● Instructions for the task
Your response should consist of every entry, unchanged.

[Excerpts from an interface dataset]
* * *
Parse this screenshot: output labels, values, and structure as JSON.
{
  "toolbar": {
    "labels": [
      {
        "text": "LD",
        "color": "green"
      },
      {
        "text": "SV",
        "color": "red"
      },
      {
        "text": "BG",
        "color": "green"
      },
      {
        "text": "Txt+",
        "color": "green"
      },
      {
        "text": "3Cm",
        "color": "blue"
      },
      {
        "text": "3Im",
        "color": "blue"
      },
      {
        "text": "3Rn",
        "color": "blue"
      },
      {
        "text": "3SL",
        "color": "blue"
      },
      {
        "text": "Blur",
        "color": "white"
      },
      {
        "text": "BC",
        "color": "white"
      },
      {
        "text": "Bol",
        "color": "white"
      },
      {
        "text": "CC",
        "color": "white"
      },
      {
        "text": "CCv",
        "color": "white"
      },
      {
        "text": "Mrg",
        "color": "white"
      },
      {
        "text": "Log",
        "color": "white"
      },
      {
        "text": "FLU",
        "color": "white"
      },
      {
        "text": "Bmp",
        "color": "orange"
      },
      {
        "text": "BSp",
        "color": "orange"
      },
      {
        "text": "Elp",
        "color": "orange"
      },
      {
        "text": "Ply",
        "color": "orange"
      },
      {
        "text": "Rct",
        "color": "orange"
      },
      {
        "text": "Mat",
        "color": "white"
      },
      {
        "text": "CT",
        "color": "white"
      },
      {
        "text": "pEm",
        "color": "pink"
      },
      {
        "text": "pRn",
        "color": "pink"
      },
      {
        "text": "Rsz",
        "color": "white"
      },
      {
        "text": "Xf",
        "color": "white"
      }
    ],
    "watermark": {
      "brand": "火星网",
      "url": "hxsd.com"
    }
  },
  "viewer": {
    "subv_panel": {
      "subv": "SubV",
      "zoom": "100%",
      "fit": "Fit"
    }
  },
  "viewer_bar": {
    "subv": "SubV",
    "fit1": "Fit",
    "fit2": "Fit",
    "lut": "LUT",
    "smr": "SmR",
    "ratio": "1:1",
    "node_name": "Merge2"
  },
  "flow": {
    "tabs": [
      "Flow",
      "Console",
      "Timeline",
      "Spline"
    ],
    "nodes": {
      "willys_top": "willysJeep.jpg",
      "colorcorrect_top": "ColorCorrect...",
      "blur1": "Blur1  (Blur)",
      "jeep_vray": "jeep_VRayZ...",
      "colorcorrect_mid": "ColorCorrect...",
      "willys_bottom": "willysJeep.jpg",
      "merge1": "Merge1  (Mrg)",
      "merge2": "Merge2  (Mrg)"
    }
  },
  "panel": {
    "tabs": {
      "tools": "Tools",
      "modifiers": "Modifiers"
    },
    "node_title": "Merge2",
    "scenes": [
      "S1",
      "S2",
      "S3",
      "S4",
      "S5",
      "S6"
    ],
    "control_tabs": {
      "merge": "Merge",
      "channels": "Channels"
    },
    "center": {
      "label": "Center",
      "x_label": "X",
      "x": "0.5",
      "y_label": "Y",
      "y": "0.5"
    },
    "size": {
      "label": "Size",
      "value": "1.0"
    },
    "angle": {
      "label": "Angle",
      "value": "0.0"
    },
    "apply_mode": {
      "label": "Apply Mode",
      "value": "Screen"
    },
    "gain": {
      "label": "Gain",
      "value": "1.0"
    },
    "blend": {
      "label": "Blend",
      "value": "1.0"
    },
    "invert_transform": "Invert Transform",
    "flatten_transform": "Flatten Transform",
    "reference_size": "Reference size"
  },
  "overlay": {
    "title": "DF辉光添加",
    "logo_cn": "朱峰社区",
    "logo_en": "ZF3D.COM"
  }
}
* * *
● Completed exercise
Parse this screenshot: output labels, values, and structure as JSON.
{
  "toolbar": {
    "labels": [
      {
        "text": "LD",
        "color": "green"
      },
      {
        "text": "SV",
        "color": "red"
      },
      {
        "text": "BG",
        "color": "green"
      },
      {
        "text": "Txt+",
        "color": "green"
      },
      {
        "text": "3Cm",
        "color": "blue"
      },
      {
        "text": "3Im",
        "color": "blue"
      },
      {
        "text": "3Rn",
        "color": "blue"
      },
      {
        "text": "3SL",
        "color": "blue"
      },
      {
        "text": "Blur",
        "color": "white"
      },
      {
        "text": "BC",
        "color": "white"
      },
      {
        "text": "Bol",
        "color": "white"
      },
      {
        "text": "CC",
        "color": "white"
      },
      {
        "text": "CCv",
        "color": "white"
      },
      {
        "text": "Mrg",
        "color": "white"
      },
      {
        "text": "Log",
        "color": "white"
      },
      {
        "text": "FLU",
        "color": "white"
      },
      {
        "text": "Bmp",
        "color": "orange"
      },
      {
        "text": "BSp",
        "color": "orange"
      },
      {
        "text": "Elp",
        "color": "orange"
      },
      {
        "text": "Ply",
        "color": "orange"
      },
      {
        "text": "Rct",
        "color": "orange"
      },
      {
        "text": "Mat",
        "color": "white"
      },
      {
        "text": "CT",
        "color": "white"
      },
      {
        "text": "pEm",
        "color": "pink"
      },
      {
        "text": "pRn",
        "color": "pink"
      },
      {
        "text": "Rsz",
        "color": "white"
      },
      {
        "text": "Xf",
        "color": "white"
      }
    ],
    "watermark": {
      "brand": "火星网",
      "url": "hxsd.com"
    }
  },
  "viewer": {
    "subv_panel": {
      "subv": "SubV",
      "zoom": "100%",
      "fit": "Fit"
    }
  },
  "viewer_bar": {
    "subv": "SubV",
    "fit1": "Fit",
    "fit2": "Fit",
    "lut": "LUT",
    "smr": "SmR",
    "ratio": "1:1",
    "node_name": "Merge2"
  },
  "flow": {
    "tabs": [
      "Flow",
      "Console",
      "Timeline",
      "Spline"
    ],
    "nodes": {
      "willys_top": "willysJeep.jpg",
      "colorcorrect_top": "ColorCorrect...",
      "blur1": "Blur1  (Blur)",
      "jeep_vray": "jeep_VRayZ...",
      "colorcorrect_mid": "ColorCorrect...",
      "willys_bottom": "willysJeep.jpg",
      "merge1": "Merge1  (Mrg)",
      "merge2": "Merge2  (Mrg)"
    }
  },
  "panel": {
    "tabs": {
      "tools": "Tools",
      "modifiers": "Modifiers"
    },
    "node_title": "Merge2",
    "scenes": [
      "S1",
      "S2",
      "S3",
      "S4",
      "S5",
      "S6"
    ],
    "control_tabs": {
      "merge": "Merge",
      "channels": "Channels"
    },
    "center": {
      "label": "Center",
      "x_label": "X",
      "x": "0.5",
      "y_label": "Y",
      "y": "0.5"
    },
    "size": {
      "label": "Size",
      "value": "1.0"
    },
    "angle": {
      "label": "Angle",
      "value": "0.0"
    },
    "apply_mode": {
      "label": "Apply Mode",
      "value": "Screen"
    },
    "gain": {
      "label": "Gain",
      "value": "1.0"
    },
    "blend": {
      "label": "Blend",
      "value": "1.0"
    },
    "invert_transform": "Invert Transform",
    "flatten_transform": "Flatten Transform",
    "reference_size": "Reference size"
  },
  "overlay": {
    "title": "DF辉光添加",
    "logo_cn": "朱峰社区",
    "logo_en": "ZF3D.COM"
  }
}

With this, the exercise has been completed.